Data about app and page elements
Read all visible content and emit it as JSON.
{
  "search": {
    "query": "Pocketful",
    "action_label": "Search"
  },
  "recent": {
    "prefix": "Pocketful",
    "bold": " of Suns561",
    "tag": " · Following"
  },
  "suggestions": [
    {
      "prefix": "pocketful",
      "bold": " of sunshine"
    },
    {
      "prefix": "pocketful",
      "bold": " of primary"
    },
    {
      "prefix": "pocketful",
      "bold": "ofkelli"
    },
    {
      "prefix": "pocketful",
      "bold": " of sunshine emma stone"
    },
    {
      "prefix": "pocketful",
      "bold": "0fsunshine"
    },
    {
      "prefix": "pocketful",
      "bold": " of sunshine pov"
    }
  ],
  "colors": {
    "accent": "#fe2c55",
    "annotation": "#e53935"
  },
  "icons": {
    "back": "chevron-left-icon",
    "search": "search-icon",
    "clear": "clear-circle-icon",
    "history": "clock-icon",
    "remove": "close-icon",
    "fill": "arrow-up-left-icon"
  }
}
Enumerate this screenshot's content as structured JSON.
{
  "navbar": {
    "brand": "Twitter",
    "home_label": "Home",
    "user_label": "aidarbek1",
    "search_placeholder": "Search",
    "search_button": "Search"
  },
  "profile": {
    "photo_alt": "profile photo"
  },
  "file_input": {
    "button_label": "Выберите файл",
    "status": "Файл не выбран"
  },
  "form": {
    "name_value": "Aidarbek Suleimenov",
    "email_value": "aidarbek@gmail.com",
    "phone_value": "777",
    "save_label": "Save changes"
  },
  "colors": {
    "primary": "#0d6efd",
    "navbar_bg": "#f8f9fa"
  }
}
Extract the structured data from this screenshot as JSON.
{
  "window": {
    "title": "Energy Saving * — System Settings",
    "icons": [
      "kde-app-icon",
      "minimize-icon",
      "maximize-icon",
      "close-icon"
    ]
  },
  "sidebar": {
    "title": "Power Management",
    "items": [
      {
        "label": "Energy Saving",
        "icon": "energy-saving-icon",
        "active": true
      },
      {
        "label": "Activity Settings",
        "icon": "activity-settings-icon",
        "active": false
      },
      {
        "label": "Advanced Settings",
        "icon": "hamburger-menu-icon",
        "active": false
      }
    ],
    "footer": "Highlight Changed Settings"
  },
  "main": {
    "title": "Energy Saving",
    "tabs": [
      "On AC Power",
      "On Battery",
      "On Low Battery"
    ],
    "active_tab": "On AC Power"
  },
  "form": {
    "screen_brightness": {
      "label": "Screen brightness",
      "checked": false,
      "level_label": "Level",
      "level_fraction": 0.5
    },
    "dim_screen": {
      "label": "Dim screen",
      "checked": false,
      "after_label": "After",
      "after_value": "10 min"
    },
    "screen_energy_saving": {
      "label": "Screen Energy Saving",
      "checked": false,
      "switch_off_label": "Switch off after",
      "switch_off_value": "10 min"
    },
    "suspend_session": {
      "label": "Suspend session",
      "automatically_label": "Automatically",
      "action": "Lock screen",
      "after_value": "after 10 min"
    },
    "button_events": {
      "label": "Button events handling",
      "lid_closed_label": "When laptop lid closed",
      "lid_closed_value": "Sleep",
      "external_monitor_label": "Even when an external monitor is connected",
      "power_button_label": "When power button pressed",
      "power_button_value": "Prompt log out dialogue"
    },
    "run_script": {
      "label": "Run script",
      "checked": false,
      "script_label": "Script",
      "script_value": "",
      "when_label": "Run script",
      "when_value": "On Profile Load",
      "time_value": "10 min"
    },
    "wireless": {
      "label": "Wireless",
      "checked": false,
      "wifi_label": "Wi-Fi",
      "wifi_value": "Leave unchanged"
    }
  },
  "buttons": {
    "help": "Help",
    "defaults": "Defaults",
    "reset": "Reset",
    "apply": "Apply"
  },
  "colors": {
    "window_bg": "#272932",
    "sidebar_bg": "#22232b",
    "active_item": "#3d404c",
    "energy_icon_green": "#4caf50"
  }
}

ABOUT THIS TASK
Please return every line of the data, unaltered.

SOLUTION FOR THIS EXERCISE
Read all visible content and emit it as JSON.
{
  "search": {
    "query": "Pocketful",
    "action_label": "Search"
  },
  "recent": {
    "prefix": "Pocketful",
    "bold": " of Suns561",
    "tag": " · Following"
  },
  "suggestions": [
    {
      "prefix": "pocketful",
      "bold": " of sunshine"
    },
    {
      "prefix": "pocketful",
      "bold": " of primary"
    },
    {
      "prefix": "pocketful",
      "bold": "ofkelli"
    },
    {
      "prefix": "pocketful",
      "bold": " of sunshine emma stone"
    },
    {
      "prefix": "pocketful",
      "bold": "0fsunshine"
    },
    {
      "prefix": "pocketful",
      "bold": " of sunshine pov"
    }
  ],
  "colors": {
    "accent": "#fe2c55",
    "annotation": "#e53935"
  },
  "icons": {
    "back": "chevron-left-icon",
    "search": "search-icon",
    "clear": "clear-circle-icon",
    "history": "clock-icon",
    "remove": "close-icon",
    "fill": "arrow-up-left-icon"
  }
}
Enumerate this screenshot's content as structured JSON.
{
  "navbar": {
    "brand": "Twitter",
    "home_label": "Home",
    "user_label": "aidarbek1",
    "search_placeholder": "Search",
    "search_button": "Search"
  },
  "profile": {
    "photo_alt": "profile photo"
  },
  "file_input": {
    "button_label": "Выберите файл",
    "status": "Файл не выбран"
  },
  "form": {
    "name_value": "Aidarbek Suleimenov",
    "email_value": "aidarbek@gmail.com",
    "phone_value": "777",
    "save_label": "Save changes"
  },
  "colors": {
    "primary": "#0d6efd",
    "navbar_bg": "#f8f9fa"
  }
}
Extract the structured data from this screenshot as JSON.
{
  "window": {
    "title": "Energy Saving * — System Settings",
    "icons": [
      "kde-app-icon",
      "minimize-icon",
      "maximize-icon",
      "close-icon"
    ]
  },
  "sidebar": {
    "title": "Power Management",
    "items": [
      {
        "label": "Energy Saving",
        "icon": "energy-saving-icon",
        "active": true
      },
      {
        "label": "Activity Settings",
        "icon": "activity-settings-icon",
        "active": false
      },
      {
        "label": "Advanced Settings",
        "icon": "hamburger-menu-icon",
        "active": false
      }
    ],
    "footer": "Highlight Changed Settings"
  },
  "main": {
    "title": "Energy Saving",
    "tabs": [
      "On AC Power",
      "On Battery",
      "On Low Battery"
    ],
    "active_tab": "On AC Power"
  },
  "form": {
    "screen_brightness": {
      "label": "Screen brightness",
      "checked": false,
      "level_label": "Level",
      "level_fraction": 0.5
    },
    "dim_screen": {
      "label": "Dim screen",
      "checked": false,
      "after_label": "After",
      "after_value": "10 min"
    },
    "screen_energy_saving": {
      "label": "Screen Energy Saving",
      "checked": false,
      "switch_off_label": "Switch off after",
      "switch_off_value": "10 min"
    },
    "suspend_session": {
      "label": "Suspend session",
      "automatically_label": "Automatically",
      "action": "Lock screen",
      "after_value": "after 10 min"
    },
    "button_events": {
      "label": "Button events handling",
      "lid_closed_label": "When laptop lid closed",
      "lid_closed_value": "Sleep",
      "external_monitor_label": "Even when an external monitor is connected",
      "power_button_label": "When power button pressed",
      "power_button_value": "Prompt log out dialogue"
    },
    "run_script": {
      "label": "Run script",
      "checked": false,
      "script_label": "Script",
      "script_value": "",
      "when_label": "Run script",
      "when_value": "On Profile Load",
      "time_value": "10 min"
    },
    "wireless": {
      "label": "Wireless",
      "checked": false,
      "wifi_label": "Wi-Fi",
      "wifi_value": "Leave unchanged"
    }
  },
  "buttons": {
    "help": "Help",
    "defaults": "Defaults",
    "reset": "Reset",
    "apply": "Apply"
  },
  "colors": {
    "window_bg": "#272932",
    "sidebar_bg": "#22232b",
    "active_item": "#3d404c",
    "energy_icon_green": "#4caf50"
  }
}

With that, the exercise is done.